(Excerpts from an interface dataset)
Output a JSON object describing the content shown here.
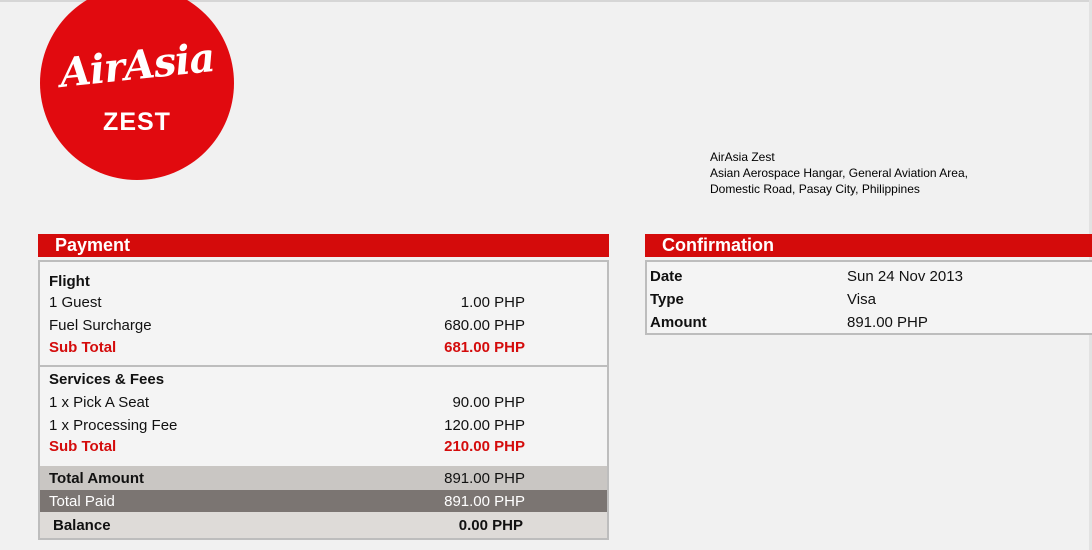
{
  "logo": {
    "main": "AirAsia",
    "sub": "ZEST"
  },
  "address": {
    "line1": "AirAsia Zest",
    "line2": "Asian Aerospace Hangar, General Aviation Area,",
    "line3": "Domestic Road, Pasay City, Philippines"
  },
  "payment": {
    "title": "Payment",
    "flight": {
      "heading": "Flight",
      "items": [
        {
          "label": "1 Guest",
          "value": "1.00 PHP"
        },
        {
          "label": "Fuel Surcharge",
          "value": "680.00 PHP"
        }
      ],
      "subtotal_label": "Sub Total",
      "subtotal_value": "681.00 PHP"
    },
    "services": {
      "heading": "Services & Fees",
      "items": [
        {
          "label": "1 x Pick A Seat",
          "value": "90.00 PHP"
        },
        {
          "label": "1 x Processing Fee",
          "value": "120.00 PHP"
        }
      ],
      "subtotal_label": "Sub Total",
      "subtotal_value": "210.00 PHP"
    },
    "total_amount_label": "Total Amount",
    "total_amount_value": "891.00 PHP",
    "total_paid_label": "Total Paid",
    "total_paid_value": "891.00 PHP",
    "balance_label": "Balance",
    "balance_value": "0.00 PHP"
  },
  "confirmation": {
    "title": "Confirmation",
    "rows": [
      {
        "label": "Date",
        "value": "Sun 24 Nov 2013"
      },
      {
        "label": "Type",
        "value": "Visa"
      },
      {
        "label": "Amount",
        "value": "891.00 PHP"
      }
    ]
  },
  "colors": {
    "brand_red": "#d40b0b",
    "logo_red": "#e10a0f",
    "paid_band": "#7b7572",
    "total_band": "#c9c6c3"
  }
}
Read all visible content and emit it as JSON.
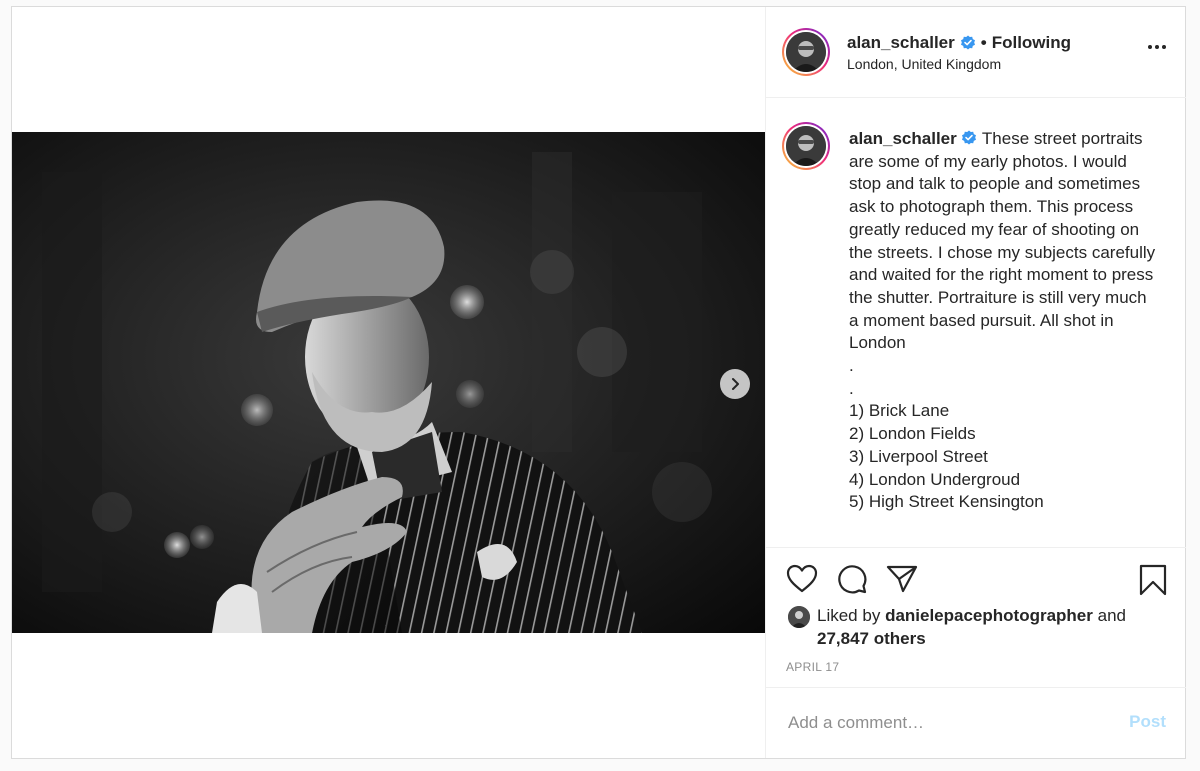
{
  "post": {
    "username": "alan_schaller",
    "follow_status": "Following",
    "separator": "•",
    "location": "London, United Kingdom",
    "caption_text": "These street portraits are some of my early photos. I would stop and talk to people and sometimes ask to photograph them. This process greatly reduced my fear of shooting on the streets. I chose my subjects carefully and waited for the right moment to press the shutter. Portraiture is still very much a moment based pursuit. All shot in London\n.\n.\n1) Brick Lane\n2) London Fields\n3) Liverpool Street\n4) London Undergroud\n5) High Street Kensington",
    "liked_by_prefix": "Liked by",
    "liked_by_user": "danielepacephotographer",
    "liked_by_and": "and",
    "liked_by_others": "27,847 others",
    "date": "APRIL 17",
    "comment_placeholder": "Add a comment…",
    "post_button": "Post"
  },
  "icons": {
    "verified": "verified-badge-icon",
    "more": "more-options-icon",
    "next": "chevron-right-icon",
    "like": "heart-icon",
    "comment": "comment-icon",
    "share": "paper-plane-icon",
    "save": "bookmark-icon"
  },
  "colors": {
    "verified_blue": "#3897f0",
    "post_button_disabled": "#b2dffc",
    "border": "#dbdbdb",
    "meta_gray": "#8e8e8e"
  }
}
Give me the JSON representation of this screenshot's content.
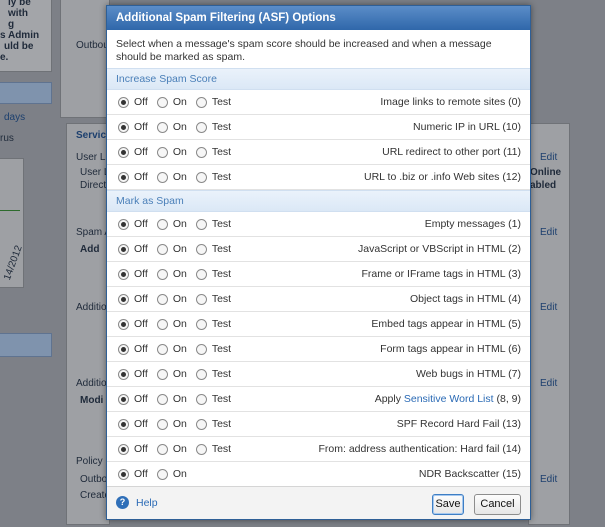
{
  "background": {
    "left_text_1": "ly be",
    "left_text_2": "with",
    "left_text_3": "g",
    "left_text_4": "s Admin",
    "left_text_5": "uld be",
    "left_text_6": "e.",
    "left_days": "days",
    "left_rus": "rus",
    "date": "14/2012",
    "outbound_label": "Outbou",
    "service_label": "Servic",
    "user_li_1": "User Li",
    "user_li_2": "User L",
    "direct": "Direct",
    "spam_a": "Spam A",
    "add": "Add",
    "additio_1": "Additio",
    "additio_2": "Additio",
    "modi": "Modi",
    "policy": "Policy F",
    "outbo": "Outbo",
    "create": "Create",
    "online": "Online",
    "abled": "abled",
    "edit": "Edit"
  },
  "dialog": {
    "title": "Additional Spam Filtering (ASF) Options",
    "intro": "Select when a message's spam score should be increased and when a message should be marked as spam.",
    "option_labels": {
      "off": "Off",
      "on": "On",
      "test": "Test"
    },
    "sections": [
      {
        "title": "Increase Spam Score",
        "rows": [
          {
            "label": "Image links to remote sites (0)"
          },
          {
            "label": "Numeric IP in URL (10)"
          },
          {
            "label": "URL redirect to other port (11)"
          },
          {
            "label": "URL to .biz or .info Web sites (12)"
          }
        ]
      },
      {
        "title": "Mark as Spam",
        "rows": [
          {
            "label": "Empty messages (1)"
          },
          {
            "label": "JavaScript or VBScript in HTML (2)"
          },
          {
            "label": "Frame or IFrame tags in HTML (3)"
          },
          {
            "label": "Object tags in HTML (4)"
          },
          {
            "label": "Embed tags appear in HTML (5)"
          },
          {
            "label": "Form tags appear in HTML (6)"
          },
          {
            "label": "Web bugs in HTML (7)"
          },
          {
            "label_prefix": "Apply ",
            "label_link": "Sensitive Word List",
            "label_suffix": " (8, 9)"
          },
          {
            "label": "SPF Record Hard Fail (13)"
          },
          {
            "label": "From: address authentication: Hard fail (14)"
          },
          {
            "label": "NDR Backscatter (15)"
          }
        ]
      }
    ],
    "help_label": "Help",
    "save_label": "Save",
    "cancel_label": "Cancel"
  }
}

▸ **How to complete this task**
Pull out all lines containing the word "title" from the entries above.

▸ **Result of this task**
    "title": "Payment",
    "title": "Confirmation",
    "title": "Additional Spam Filtering (ASF) Options",
        "title": "Increase Spam Score",
        "title": "Mark as Spam",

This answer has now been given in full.